■ Data shown:

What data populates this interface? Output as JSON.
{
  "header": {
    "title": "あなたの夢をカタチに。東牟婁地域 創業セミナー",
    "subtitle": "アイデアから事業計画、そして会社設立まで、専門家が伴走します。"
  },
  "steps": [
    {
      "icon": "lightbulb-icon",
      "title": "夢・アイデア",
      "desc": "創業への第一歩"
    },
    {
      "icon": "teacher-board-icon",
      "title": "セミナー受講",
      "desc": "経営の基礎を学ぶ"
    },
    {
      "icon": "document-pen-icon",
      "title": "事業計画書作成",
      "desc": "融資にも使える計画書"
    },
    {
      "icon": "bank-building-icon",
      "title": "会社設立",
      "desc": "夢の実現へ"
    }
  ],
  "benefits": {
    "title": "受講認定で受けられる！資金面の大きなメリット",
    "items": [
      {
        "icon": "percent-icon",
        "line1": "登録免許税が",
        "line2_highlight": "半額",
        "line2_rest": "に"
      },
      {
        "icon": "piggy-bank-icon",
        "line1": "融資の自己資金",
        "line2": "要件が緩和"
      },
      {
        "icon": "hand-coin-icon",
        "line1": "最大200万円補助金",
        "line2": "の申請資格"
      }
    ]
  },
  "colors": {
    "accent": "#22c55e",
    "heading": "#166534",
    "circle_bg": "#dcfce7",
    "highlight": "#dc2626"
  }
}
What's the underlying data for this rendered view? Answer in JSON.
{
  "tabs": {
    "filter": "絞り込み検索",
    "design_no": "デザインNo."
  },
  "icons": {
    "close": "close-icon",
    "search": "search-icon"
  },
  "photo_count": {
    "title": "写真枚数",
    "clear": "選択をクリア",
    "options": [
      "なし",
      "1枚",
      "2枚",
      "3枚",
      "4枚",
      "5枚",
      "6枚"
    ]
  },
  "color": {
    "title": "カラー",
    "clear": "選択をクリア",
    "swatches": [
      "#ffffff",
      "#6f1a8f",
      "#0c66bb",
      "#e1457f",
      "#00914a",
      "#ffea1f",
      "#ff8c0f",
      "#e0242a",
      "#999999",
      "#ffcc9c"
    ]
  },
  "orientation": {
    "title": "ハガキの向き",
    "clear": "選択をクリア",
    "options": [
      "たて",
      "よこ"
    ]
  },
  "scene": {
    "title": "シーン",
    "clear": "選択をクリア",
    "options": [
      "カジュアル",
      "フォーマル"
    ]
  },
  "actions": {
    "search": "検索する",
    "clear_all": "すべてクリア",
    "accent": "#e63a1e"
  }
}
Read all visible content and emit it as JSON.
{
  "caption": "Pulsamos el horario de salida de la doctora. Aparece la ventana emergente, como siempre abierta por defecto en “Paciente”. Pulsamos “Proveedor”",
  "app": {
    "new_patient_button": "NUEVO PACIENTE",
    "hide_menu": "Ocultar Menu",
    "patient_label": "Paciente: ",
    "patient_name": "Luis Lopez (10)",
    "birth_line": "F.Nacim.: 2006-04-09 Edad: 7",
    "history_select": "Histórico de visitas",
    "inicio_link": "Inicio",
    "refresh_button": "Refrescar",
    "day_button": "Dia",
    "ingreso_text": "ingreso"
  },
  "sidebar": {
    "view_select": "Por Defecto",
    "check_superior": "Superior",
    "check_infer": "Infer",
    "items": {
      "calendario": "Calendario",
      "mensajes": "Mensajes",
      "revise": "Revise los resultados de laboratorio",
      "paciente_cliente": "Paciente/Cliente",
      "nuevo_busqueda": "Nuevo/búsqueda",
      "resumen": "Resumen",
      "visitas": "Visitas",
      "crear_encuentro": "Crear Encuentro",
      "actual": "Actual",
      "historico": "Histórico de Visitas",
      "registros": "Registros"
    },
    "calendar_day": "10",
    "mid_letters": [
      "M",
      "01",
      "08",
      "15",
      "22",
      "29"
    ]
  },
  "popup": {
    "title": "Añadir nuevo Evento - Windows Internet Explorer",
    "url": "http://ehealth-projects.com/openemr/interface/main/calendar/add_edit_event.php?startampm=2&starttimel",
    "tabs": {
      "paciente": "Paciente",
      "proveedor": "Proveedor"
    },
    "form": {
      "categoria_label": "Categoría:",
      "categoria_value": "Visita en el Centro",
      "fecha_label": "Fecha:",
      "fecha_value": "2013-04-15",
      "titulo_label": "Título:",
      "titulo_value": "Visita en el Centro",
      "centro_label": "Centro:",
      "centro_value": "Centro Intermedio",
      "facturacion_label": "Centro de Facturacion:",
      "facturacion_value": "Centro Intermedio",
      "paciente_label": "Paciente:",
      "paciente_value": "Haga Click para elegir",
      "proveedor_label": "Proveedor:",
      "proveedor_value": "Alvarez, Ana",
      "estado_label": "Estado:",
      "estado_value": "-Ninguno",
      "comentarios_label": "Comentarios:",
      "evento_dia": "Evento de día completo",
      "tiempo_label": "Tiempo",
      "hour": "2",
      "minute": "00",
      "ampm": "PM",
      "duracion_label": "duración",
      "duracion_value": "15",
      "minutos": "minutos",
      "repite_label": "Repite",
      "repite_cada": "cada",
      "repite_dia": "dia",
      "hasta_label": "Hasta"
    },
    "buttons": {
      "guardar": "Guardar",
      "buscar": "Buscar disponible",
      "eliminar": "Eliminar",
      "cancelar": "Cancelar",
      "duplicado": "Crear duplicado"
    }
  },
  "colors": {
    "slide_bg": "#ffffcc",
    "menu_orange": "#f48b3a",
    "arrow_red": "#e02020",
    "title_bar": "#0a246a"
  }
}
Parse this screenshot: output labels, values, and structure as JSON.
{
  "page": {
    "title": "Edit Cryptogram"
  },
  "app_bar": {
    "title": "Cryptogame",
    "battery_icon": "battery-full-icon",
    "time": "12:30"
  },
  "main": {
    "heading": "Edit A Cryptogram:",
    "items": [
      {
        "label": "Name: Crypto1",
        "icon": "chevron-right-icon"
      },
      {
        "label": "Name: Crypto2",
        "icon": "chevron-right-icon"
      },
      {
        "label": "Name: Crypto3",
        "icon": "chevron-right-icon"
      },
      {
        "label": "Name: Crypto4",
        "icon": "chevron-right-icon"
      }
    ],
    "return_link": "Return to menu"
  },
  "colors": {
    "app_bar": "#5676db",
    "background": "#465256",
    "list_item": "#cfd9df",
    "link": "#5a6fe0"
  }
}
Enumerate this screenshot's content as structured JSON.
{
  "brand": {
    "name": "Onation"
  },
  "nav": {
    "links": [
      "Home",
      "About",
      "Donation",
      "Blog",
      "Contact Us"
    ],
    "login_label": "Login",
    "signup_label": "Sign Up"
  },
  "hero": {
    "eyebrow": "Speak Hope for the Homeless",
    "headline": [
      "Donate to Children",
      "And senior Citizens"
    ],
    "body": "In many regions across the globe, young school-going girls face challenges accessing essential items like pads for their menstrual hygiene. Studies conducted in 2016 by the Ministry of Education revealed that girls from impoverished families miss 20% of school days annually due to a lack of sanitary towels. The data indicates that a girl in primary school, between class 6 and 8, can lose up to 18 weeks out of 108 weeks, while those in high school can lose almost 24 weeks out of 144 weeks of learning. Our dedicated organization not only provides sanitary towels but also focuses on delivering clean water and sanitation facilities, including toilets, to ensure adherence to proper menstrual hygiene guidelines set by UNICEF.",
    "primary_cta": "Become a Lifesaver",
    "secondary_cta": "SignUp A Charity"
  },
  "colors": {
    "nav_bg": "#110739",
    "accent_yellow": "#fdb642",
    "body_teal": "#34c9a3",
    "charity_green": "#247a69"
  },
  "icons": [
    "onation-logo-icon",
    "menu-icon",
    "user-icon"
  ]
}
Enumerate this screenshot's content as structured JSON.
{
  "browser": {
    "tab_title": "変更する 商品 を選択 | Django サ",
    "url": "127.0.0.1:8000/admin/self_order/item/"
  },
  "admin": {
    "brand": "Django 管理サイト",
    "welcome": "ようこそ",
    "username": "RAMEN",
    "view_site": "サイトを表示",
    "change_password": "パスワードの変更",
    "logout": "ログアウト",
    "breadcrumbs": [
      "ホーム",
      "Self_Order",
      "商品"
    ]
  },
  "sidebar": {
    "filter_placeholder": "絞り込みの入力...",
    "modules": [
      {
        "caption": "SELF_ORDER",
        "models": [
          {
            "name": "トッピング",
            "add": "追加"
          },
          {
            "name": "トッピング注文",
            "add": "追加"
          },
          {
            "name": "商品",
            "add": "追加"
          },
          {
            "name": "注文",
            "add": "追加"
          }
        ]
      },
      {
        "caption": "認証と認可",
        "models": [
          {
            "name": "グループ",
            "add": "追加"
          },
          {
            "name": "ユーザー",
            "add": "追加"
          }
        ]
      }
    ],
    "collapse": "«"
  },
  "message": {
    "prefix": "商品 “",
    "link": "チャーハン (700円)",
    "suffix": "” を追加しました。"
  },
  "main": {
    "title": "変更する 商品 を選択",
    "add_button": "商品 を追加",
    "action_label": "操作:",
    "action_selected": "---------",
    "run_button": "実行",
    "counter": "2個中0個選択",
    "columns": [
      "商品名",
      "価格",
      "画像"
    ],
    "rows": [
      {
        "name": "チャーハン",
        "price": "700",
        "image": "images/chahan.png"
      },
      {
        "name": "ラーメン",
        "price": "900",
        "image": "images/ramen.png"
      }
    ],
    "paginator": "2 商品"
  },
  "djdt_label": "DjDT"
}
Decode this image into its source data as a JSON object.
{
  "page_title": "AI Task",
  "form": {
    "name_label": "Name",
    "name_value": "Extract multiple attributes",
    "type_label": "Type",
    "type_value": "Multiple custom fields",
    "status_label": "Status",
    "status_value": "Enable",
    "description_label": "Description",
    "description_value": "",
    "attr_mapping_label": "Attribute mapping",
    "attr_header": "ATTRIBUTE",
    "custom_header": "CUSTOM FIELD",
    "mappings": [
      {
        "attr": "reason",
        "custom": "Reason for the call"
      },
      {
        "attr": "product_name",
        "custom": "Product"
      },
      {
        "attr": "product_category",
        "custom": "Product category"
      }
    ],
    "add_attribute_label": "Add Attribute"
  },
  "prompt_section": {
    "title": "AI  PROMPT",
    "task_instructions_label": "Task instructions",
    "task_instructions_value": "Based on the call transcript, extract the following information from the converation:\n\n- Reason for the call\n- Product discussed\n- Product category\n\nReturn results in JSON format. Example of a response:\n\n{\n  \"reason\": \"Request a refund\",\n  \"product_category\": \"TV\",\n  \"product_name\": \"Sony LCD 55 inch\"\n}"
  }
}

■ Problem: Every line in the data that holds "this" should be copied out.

■ Answer:
What data populates this interface? Output as JSON.
What's the underlying data for this rendered view? Answer in JSON.
Parse this screenshot: output labels, values, and structure as JSON.
Enumerate this screenshot's content as structured JSON.
Enumerate this screenshot's content as structured JSON.
Decode this image into its source data as a JSON object.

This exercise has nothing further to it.